Jancis Robinson and Linda Murphy
278 pp. Mitchell Beazley.
Hardback. £40.00 / US$50.00. 978 1 845 335281
Published 4th March 2013
Double acts are not uncommon for wine books. Indeed, Jancis Robinson is co-author with Hugh Johnson of recent editions of the mighty The World Atlas of Wine. “Jancis Robinson makes frequent visits to the USA to stay ahead of the crowd,” asserts the dust jacket’s blurb. A search of www.jancisrobinson.com shows that her last visit to America was, as far as I can tell, in July 2009, when she went to Bonny Doon winery in Santa Cruz, California. If Jancis does stay ahead of the crowd it is through her handpicked stringers – such as Linda Murphy – and not through “frequent visits”.
American Wine is very comprehensive, covering every state and every AVA. Who would ever have guessed that wine is made in such unlikely places as Arizona, Hawaii, Nebraska and Texas? The opening chapter is an excellent overview of the past, present and future of the American wine industry. The authors speculate on how “one can only imagine the advanced state of the grape growing and winemaking in America today, had Prohibition not stalled progress”. Indeed.
Things change but rarely stay the same in the USA wine industry. For example, in 1900 Missouri was the country’s second largest wine producing state behind only California. Today it is not even in the top ten.
The influence of conglomerates is noted wryly: “In the modern-day Californian wine business, one needs a scorecard to track all the players”. The diametric of USA wine’s big business is the so-called “natural wine movement”. There are plenty of references to organic and biodynamic estates but there is no mention of “natural” wine. Is this an oversight by the authors or is it that such wines are so insignificant commercially that they do not merit any attention?
The maps, part borrowed from the World Atlas, are outstanding. Handsome as the book is, some of the “snapshot” boxed texts are very hard to read (for this reviewer, anyway), with a small and faint font on a light-coloured background.
The text needed closer editing. Having “seven thousand” on one page and then “7,000” on the next is admittedly tautological but also indicative of poor, or more likely non-existent, sub-editing. The 57-word sentence that begins “On a visit to Napa Valley” is not a sentence at all: there is a “who” missing before “had kept”. Worryingly, no editor or sub-editor is cited on the masthead.

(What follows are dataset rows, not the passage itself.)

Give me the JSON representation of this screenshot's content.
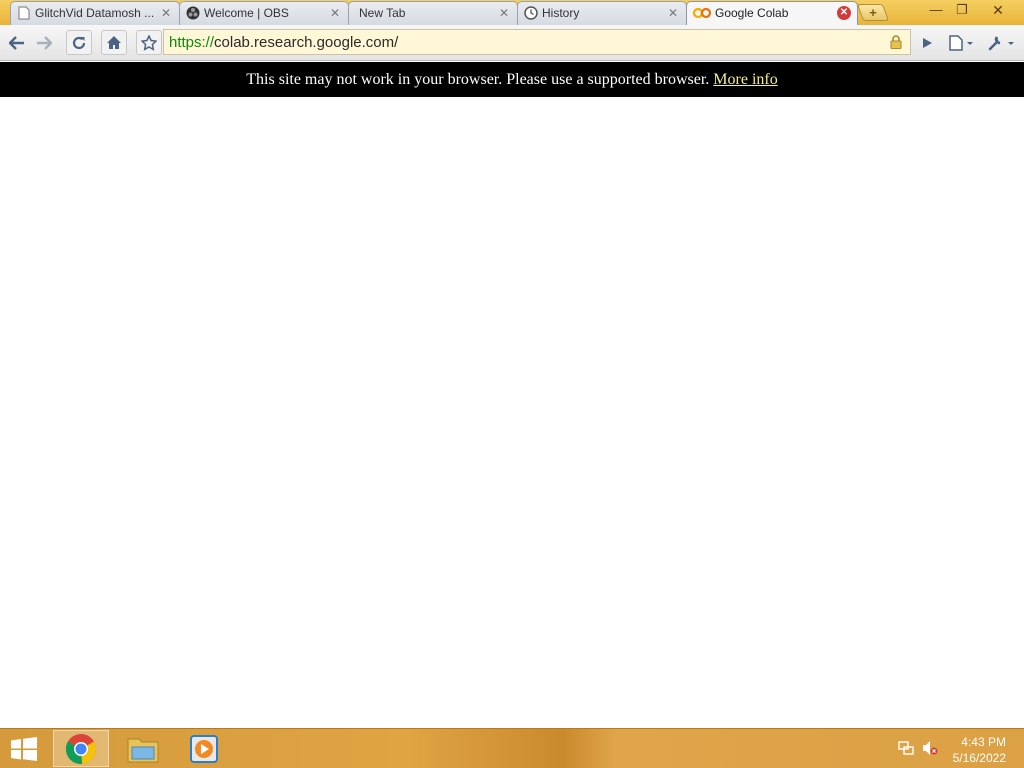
{
  "tabs": [
    {
      "label": "GlitchVid Datamosh ...",
      "icon": "page-icon"
    },
    {
      "label": "Welcome | OBS",
      "icon": "obs-icon"
    },
    {
      "label": "New Tab",
      "icon": "none"
    },
    {
      "label": "History",
      "icon": "history-icon"
    },
    {
      "label": "Google Colab",
      "icon": "colab-icon",
      "active": true
    }
  ],
  "omnibox": {
    "scheme": "https://",
    "host": "colab.research.google.com/"
  },
  "infobar": {
    "message": "This site may not work in your browser. Please use a supported browser.",
    "link": "More info"
  },
  "clock": {
    "time": "4:43 PM",
    "date": "5/16/2022"
  },
  "colors": {
    "infobar_bg": "#000000",
    "link": "#f3f08a",
    "url_scheme": "#0a8a0a",
    "taskbar": "#dba144"
  }
}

The “200 breathtaking photographs” are not breathtaking but they’re certainly easy on the eye. They’re not bespoke, however, and have been sourced mainly from wineries and winemaker associations, as the credits on the book’s final page make clear. This is disappointing for a book that costs £40 (or £32 on Amazon; it will also be available as an eBook) but so perilous is print publishing these days that one can sympathise with the need to keep image costs down – but surely not editorial costs.
American Wine is comprehensive, authoritative and close to definitive – an outstanding reference work. To see a hardback book on wine like this might suggest that all is well in wine publishing. But the lack of time, money and attention paid to images and editing – and no trips for Jancis – says otherwise.